## Task objective
The response has to be every entry, printed word for word.

## Records for this exercise
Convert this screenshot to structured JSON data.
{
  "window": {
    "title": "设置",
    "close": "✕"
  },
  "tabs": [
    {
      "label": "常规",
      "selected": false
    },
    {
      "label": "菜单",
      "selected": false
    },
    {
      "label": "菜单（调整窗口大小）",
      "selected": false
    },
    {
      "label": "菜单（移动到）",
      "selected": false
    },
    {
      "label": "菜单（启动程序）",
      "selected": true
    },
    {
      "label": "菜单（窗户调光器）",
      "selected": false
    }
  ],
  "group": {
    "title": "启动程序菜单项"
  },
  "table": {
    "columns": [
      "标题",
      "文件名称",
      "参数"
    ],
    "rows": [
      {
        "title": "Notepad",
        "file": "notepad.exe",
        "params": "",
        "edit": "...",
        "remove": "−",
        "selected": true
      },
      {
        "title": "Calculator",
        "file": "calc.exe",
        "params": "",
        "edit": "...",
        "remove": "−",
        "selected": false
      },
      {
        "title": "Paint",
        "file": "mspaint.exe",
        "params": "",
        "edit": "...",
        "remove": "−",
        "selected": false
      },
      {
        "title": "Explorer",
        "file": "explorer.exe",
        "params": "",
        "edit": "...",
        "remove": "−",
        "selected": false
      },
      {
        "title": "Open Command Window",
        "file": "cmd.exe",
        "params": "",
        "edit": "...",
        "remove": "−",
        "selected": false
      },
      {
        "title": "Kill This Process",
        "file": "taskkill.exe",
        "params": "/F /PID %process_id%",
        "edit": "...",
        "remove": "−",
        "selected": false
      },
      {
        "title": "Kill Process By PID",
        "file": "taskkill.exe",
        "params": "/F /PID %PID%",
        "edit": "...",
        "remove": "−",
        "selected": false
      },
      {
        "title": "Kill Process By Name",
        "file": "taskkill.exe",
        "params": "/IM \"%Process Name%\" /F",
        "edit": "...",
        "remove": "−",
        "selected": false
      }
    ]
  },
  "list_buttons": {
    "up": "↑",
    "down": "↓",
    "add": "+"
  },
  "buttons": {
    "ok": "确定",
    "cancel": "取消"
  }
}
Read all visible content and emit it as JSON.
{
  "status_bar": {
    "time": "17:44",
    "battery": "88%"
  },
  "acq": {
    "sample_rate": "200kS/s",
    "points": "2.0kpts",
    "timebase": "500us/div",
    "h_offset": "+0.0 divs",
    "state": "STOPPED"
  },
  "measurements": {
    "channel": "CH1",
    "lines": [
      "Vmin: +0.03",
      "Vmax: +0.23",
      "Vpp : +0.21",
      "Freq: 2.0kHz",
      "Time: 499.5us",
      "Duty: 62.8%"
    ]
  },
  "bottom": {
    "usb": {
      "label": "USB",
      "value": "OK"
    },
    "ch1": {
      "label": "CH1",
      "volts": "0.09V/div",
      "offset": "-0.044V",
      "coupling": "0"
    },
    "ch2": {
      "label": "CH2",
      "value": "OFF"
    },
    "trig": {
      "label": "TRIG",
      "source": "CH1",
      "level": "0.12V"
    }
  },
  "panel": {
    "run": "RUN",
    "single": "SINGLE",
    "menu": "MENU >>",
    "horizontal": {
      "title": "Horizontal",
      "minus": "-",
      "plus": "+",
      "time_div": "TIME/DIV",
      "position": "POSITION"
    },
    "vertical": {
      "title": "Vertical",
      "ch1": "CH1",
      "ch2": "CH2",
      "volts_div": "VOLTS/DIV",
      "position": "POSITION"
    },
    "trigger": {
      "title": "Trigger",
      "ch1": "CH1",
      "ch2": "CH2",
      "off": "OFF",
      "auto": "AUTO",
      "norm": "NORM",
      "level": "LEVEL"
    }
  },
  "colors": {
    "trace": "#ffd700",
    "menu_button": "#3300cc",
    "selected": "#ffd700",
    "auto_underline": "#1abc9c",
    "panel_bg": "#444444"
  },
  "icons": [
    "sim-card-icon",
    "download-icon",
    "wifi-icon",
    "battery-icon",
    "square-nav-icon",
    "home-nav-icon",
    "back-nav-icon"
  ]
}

## Solution to the exercise
Convert this screenshot to structured JSON data.
{
  "window": {
    "title": "设置",
    "close": "✕"
  },
  "tabs": [
    {
      "label": "常规",
      "selected": false
    },
    {
      "label": "菜单",
      "selected": false
    },
    {
      "label": "菜单（调整窗口大小）",
      "selected": false
    },
    {
      "label": "菜单（移动到）",
      "selected": false
    },
    {
      "label": "菜单（启动程序）",
      "selected": true
    },
    {
      "label": "菜单（窗户调光器）",
      "selected": false
    }
  ],
  "group": {
    "title": "启动程序菜单项"
  },
  "table": {
    "columns": [
      "标题",
      "文件名称",
      "参数"
    ],
    "rows": [
      {
        "title": "Notepad",
        "file": "notepad.exe",
        "params": "",
        "edit": "...",
        "remove": "−",
        "selected": true
      },
      {
        "title": "Calculator",
        "file": "calc.exe",
        "params": "",
        "edit": "...",
        "remove": "−",
        "selected": false
      },
      {
        "title": "Paint",
        "file": "mspaint.exe",
        "params": "",
        "edit": "...",
        "remove": "−",
        "selected": false
      },
      {
        "title": "Explorer",
        "file": "explorer.exe",
        "params": "",
        "edit": "...",
        "remove": "−",
        "selected": false
      },
      {
        "title": "Open Command Window",
        "file": "cmd.exe",
        "params": "",
        "edit": "...",
        "remove": "−",
        "selected": false
      },
      {
        "title": "Kill This Process",
        "file": "taskkill.exe",
        "params": "/F /PID %process_id%",
        "edit": "...",
        "remove": "−",
        "selected": false
      },
      {
        "title": "Kill Process By PID",
        "file": "taskkill.exe",
        "params": "/F /PID %PID%",
        "edit": "...",
        "remove": "−",
        "selected": false
      },
      {
        "title": "Kill Process By Name",
        "file": "taskkill.exe",
        "params": "/IM \"%Process Name%\" /F",
        "edit": "...",
        "remove": "−",
        "selected": false
      }
    ]
  },
  "list_buttons": {
    "up": "↑",
    "down": "↓",
    "add": "+"
  },
  "buttons": {
    "ok": "确定",
    "cancel": "取消"
  }
}
Read all visible content and emit it as JSON.
{
  "status_bar": {
    "time": "17:44",
    "battery": "88%"
  },
  "acq": {
    "sample_rate": "200kS/s",
    "points": "2.0kpts",
    "timebase": "500us/div",
    "h_offset": "+0.0 divs",
    "state": "STOPPED"
  },
  "measurements": {
    "channel": "CH1",
    "lines": [
      "Vmin: +0.03",
      "Vmax: +0.23",
      "Vpp : +0.21",
      "Freq: 2.0kHz",
      "Time: 499.5us",
      "Duty: 62.8%"
    ]
  },
  "bottom": {
    "usb": {
      "label": "USB",
      "value": "OK"
    },
    "ch1": {
      "label": "CH1",
      "volts": "0.09V/div",
      "offset": "-0.044V",
      "coupling": "0"
    },
    "ch2": {
      "label": "CH2",
      "value": "OFF"
    },
    "trig": {
      "label": "TRIG",
      "source": "CH1",
      "level": "0.12V"
    }
  },
  "panel": {
    "run": "RUN",
    "single": "SINGLE",
    "menu": "MENU >>",
    "horizontal": {
      "title": "Horizontal",
      "minus": "-",
      "plus": "+",
      "time_div": "TIME/DIV",
      "position": "POSITION"
    },
    "vertical": {
      "title": "Vertical",
      "ch1": "CH1",
      "ch2": "CH2",
      "volts_div": "VOLTS/DIV",
      "position": "POSITION"
    },
    "trigger": {
      "title": "Trigger",
      "ch1": "CH1",
      "ch2": "CH2",
      "off": "OFF",
      "auto": "AUTO",
      "norm": "NORM",
      "level": "LEVEL"
    }
  },
  "colors": {
    "trace": "#ffd700",
    "menu_button": "#3300cc",
    "selected": "#ffd700",
    "auto_underline": "#1abc9c",
    "panel_bg": "#444444"
  },
  "icons": [
    "sim-card-icon",
    "download-icon",
    "wifi-icon",
    "battery-icon",
    "square-nav-icon",
    "home-nav-icon",
    "back-nav-icon"
  ]
}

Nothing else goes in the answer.